if the ship shouldn't be sent, then i'd like to know a solution to this and particularly one that will involve no loss of life. because frankly, i can't see one. israel has made it clear, well before today, that violence will be used against any attempt to circumvent the blockade. the people of gaza have been put in a position that if they try to fight back they're branded terrorists. they're supposed to just suffer and die, i suppose. and the rest of the world is supposed to look the other way, and just let it continue to happen.

that's not good enough. and the nz response is not good enough. from an earlier post, readers will know that i opposed the opening of the israeli embassy. after what's happened today, the only reasonable response is to shut the embassy and send the ambassador packing. if illegaly boarding a vessel in international waters, killing 9 people and injuring 30 others isn't enough, then what is? how many people have to die before it's a bad enough act?

the response of the new ambassador was frankly sickening, from the little i saw on tv1 news today. he really did have a half smile on his face while he was saying that this was not a "good look" for israel. i just can't understand it, i do not get how a person can be so disconnected as to not care about the people killed today and the people suffering in gaza for many years.

meanwhile, here is some other stuff to read:
- mazin qumsiyeh: of cowardice, dignity and solidarity.
- this from the christian peacemakers team, just one of the many, many instances of land grab in the occupied territories.
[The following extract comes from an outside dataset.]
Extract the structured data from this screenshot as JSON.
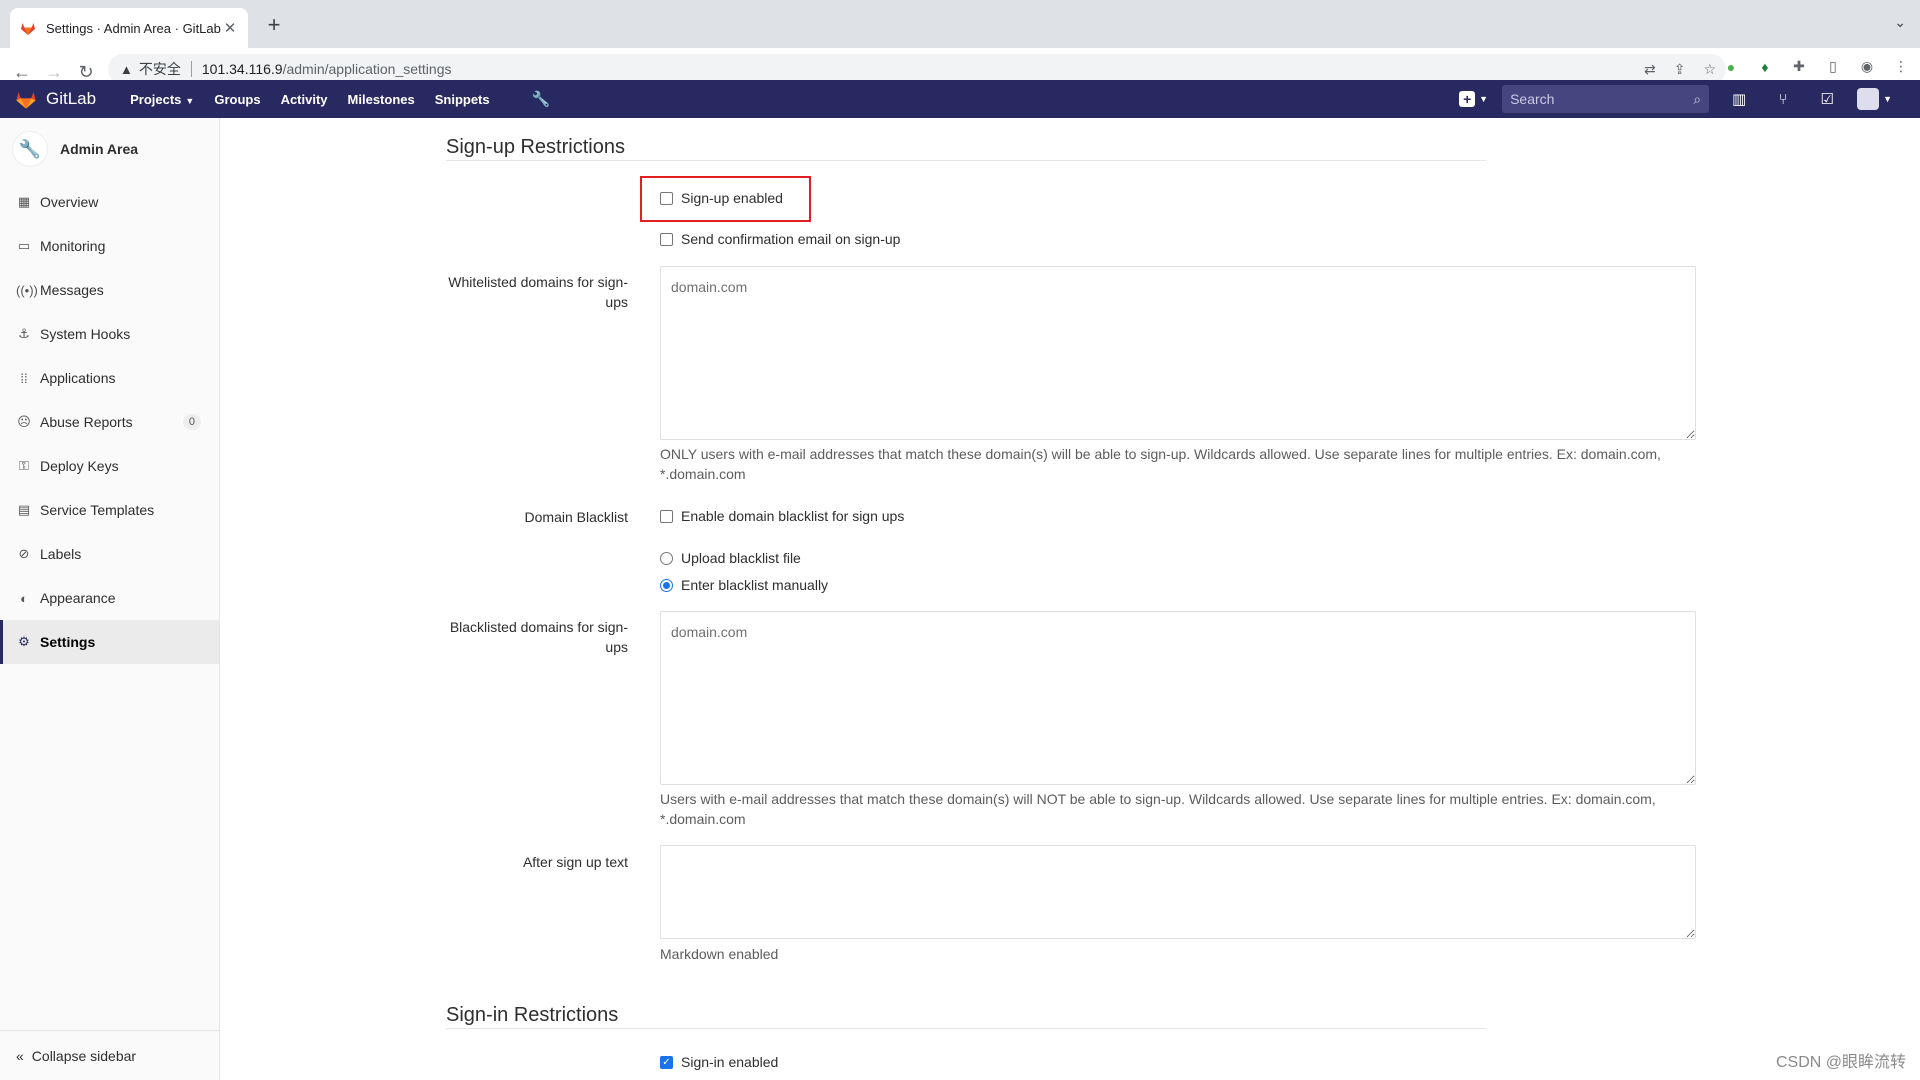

there will be a protest rally in auckland this saturday at 1pm, aotea square. i'm hoping to slip out of my full day meeting to attend this, and i encourage others to take part. finally, my thoughts and prayers are with the families of those killed today, and with the long-suffering people of gaza. inna lillahe wa inna ilaihe raji'oon.